Remarkable Ohio

Serpent Mound Marker

Home / Montgomery County / 11-57 Brigadier General Edmund Munger [5]

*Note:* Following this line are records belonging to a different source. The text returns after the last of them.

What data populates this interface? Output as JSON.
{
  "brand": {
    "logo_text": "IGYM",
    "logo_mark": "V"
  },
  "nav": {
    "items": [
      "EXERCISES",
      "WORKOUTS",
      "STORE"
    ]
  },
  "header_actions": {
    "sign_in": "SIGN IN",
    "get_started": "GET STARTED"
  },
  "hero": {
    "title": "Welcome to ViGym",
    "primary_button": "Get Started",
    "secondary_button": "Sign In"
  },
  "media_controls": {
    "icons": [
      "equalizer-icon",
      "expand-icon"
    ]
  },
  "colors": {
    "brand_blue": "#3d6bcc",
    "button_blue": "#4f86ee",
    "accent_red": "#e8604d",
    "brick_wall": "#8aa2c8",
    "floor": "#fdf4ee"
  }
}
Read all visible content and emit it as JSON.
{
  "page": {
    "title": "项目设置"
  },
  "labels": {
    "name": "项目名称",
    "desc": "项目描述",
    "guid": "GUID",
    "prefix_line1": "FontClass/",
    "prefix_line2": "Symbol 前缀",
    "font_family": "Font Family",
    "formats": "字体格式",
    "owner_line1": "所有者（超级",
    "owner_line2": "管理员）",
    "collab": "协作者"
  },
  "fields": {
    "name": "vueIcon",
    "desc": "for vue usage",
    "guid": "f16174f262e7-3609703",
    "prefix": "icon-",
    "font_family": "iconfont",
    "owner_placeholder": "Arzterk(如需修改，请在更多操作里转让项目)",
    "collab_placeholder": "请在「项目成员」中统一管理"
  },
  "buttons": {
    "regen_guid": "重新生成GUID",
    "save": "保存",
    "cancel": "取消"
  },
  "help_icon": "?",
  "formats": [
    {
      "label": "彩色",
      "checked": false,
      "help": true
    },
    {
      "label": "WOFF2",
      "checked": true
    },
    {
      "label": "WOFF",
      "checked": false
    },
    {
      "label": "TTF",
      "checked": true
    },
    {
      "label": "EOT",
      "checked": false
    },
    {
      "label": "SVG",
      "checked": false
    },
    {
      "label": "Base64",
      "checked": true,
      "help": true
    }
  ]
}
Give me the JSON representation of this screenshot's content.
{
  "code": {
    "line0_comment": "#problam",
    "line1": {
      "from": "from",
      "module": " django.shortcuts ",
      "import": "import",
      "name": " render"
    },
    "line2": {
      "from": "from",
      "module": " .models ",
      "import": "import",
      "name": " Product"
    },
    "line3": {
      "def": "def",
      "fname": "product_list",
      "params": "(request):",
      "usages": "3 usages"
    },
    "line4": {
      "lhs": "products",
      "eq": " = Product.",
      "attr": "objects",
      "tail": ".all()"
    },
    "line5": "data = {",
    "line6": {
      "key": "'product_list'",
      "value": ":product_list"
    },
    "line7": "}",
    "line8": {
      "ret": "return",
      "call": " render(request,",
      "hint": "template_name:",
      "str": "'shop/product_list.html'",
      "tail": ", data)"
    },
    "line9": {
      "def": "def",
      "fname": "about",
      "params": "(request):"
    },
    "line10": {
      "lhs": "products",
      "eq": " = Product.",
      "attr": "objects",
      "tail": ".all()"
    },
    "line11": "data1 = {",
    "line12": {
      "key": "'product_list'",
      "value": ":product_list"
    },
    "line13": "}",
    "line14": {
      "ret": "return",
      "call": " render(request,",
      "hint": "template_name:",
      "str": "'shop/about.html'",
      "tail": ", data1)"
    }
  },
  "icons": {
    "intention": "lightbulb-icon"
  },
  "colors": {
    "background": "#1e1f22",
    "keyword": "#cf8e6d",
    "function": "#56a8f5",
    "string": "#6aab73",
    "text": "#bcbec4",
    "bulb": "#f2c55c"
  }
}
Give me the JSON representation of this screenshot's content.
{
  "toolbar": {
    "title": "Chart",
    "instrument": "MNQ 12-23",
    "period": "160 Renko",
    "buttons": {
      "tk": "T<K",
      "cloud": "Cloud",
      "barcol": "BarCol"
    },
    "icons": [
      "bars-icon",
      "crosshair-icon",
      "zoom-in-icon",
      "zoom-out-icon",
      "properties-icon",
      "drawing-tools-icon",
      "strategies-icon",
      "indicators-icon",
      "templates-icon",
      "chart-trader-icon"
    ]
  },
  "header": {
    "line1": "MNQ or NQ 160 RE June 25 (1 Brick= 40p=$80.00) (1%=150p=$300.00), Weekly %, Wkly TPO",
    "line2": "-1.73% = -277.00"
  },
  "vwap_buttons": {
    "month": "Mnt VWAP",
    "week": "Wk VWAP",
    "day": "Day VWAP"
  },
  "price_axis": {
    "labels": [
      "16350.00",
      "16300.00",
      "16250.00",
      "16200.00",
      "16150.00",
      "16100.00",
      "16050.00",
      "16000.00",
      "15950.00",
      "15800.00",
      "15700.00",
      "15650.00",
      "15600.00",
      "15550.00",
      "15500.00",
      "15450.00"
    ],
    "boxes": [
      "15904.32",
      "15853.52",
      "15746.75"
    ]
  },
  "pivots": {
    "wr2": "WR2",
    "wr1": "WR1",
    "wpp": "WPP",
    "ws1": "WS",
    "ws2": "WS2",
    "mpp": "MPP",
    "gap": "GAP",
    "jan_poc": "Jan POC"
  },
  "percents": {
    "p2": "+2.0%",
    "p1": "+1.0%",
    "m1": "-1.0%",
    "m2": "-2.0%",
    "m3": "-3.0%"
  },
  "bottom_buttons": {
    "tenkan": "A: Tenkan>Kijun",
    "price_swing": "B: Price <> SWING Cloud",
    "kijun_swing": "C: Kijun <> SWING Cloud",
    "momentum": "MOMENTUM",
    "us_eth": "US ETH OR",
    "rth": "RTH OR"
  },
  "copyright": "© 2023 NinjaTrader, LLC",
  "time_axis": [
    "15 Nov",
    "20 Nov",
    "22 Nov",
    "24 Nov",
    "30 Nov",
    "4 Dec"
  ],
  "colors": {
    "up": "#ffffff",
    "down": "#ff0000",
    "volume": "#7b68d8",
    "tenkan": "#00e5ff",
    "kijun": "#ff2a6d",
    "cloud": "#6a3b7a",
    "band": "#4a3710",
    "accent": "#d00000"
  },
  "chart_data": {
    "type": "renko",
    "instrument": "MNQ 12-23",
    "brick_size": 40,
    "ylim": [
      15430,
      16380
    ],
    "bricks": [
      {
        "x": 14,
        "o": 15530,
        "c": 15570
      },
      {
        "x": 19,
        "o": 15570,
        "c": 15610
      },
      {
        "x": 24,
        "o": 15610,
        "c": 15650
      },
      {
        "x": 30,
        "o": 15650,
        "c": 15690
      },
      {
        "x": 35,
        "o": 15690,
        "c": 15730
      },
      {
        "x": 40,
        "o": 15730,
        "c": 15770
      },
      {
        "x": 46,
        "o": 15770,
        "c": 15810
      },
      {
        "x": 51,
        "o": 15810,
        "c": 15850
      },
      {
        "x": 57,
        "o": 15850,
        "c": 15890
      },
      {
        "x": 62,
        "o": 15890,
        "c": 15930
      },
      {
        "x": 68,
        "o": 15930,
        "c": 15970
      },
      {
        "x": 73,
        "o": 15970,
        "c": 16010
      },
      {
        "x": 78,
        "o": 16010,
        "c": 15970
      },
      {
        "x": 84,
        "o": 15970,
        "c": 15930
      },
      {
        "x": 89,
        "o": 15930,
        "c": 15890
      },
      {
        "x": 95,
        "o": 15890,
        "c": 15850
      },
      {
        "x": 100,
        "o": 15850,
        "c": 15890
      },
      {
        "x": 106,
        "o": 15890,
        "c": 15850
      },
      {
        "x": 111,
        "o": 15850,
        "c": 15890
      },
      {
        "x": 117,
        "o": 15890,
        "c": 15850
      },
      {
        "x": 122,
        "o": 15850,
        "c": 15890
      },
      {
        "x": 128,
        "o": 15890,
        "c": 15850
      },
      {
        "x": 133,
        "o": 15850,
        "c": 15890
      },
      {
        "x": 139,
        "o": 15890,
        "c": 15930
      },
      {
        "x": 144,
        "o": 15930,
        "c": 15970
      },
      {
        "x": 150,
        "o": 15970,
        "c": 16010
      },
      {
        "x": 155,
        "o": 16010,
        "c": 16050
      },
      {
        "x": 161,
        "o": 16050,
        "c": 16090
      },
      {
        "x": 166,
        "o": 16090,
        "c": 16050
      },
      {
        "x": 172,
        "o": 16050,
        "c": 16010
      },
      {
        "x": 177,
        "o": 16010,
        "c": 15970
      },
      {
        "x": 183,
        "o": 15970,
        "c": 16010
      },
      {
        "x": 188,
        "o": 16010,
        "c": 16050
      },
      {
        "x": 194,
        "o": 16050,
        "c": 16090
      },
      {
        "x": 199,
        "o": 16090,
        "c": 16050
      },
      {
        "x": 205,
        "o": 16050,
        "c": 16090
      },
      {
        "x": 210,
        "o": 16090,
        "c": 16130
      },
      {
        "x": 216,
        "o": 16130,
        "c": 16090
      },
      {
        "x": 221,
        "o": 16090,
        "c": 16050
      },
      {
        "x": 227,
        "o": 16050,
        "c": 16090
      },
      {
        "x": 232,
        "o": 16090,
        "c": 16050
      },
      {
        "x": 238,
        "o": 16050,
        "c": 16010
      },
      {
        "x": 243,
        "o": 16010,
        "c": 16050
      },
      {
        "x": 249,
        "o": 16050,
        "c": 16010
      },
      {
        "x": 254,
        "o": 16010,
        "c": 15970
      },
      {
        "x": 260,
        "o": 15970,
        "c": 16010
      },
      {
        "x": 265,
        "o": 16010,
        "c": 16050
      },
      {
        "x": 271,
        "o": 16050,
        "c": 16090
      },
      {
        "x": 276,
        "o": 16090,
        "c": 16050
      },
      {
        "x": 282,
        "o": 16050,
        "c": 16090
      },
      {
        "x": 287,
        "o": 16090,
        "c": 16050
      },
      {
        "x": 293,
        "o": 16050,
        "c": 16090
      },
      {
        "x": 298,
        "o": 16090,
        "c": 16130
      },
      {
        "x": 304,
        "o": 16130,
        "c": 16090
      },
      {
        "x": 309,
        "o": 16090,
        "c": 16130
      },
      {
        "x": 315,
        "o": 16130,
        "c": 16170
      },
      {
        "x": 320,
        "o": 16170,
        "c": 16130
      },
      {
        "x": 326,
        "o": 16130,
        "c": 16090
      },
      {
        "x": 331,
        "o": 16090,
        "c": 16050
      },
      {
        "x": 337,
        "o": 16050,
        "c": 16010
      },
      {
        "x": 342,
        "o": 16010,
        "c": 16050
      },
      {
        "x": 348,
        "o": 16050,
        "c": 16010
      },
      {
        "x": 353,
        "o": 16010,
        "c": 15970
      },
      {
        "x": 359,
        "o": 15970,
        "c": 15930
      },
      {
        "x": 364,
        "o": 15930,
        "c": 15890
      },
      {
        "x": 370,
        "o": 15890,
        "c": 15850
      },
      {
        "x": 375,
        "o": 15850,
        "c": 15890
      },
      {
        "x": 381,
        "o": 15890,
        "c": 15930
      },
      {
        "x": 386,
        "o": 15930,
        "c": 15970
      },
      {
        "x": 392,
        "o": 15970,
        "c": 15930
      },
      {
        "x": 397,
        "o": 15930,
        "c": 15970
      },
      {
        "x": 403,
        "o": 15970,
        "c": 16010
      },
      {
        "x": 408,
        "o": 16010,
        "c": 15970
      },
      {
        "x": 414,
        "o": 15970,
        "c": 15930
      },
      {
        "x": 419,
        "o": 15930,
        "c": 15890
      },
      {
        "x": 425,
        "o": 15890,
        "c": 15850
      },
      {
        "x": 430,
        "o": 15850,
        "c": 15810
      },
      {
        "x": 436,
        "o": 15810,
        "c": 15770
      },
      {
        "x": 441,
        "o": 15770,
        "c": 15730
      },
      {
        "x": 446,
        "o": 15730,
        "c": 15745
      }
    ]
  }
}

  • 11-57 General Munger Marker 11-57 General Munger Marker
  • 11-57 General Munger House, ca. 1820 11-57 General Munger House, ca. 1820
  • 11-57 General Munger House, ca. 1820 11-57 General Munger House, ca. 1820
  • 11-57 Marker 11-57 Marker
  • 11-57 Munger house 11-57 Munger house
Title, side A
Brigadier General Edmund Munger
Text, side A
Edmund Munger was born in 1763 in Norfolk, Connecticut, and later moved to Vermont. In 1799, his wife Eunice Kellogg and five children traveled by wagon and flat-bottomed boat to claim land in Washington Township. A blacksmith by trade and a farmer, Munger was deeply interested in community affairs. In 1804, he was elected a Montgomery County Commissioner and four years later to Ohio's Seventh General Assembly. From 1809 to 1826, he served as Clerk of Washington Township. His militia men elected him a Brigadier General in 1809 to take command of the Second Brigade, First Division of the Ohio Militia. During the War of 1812, Governor Return J. Meigs instructed Munger to defend the frontier within his command. His quick action protected settlers and kept vital supply routes open. General Munger died at his farm here in 1850 and is buried next to his wife in the Old Centerville Cemetery.
Address
9955 Yankee Street
Centerville, OH 45458
Location
The Brigadier General Edmund Munger Homestead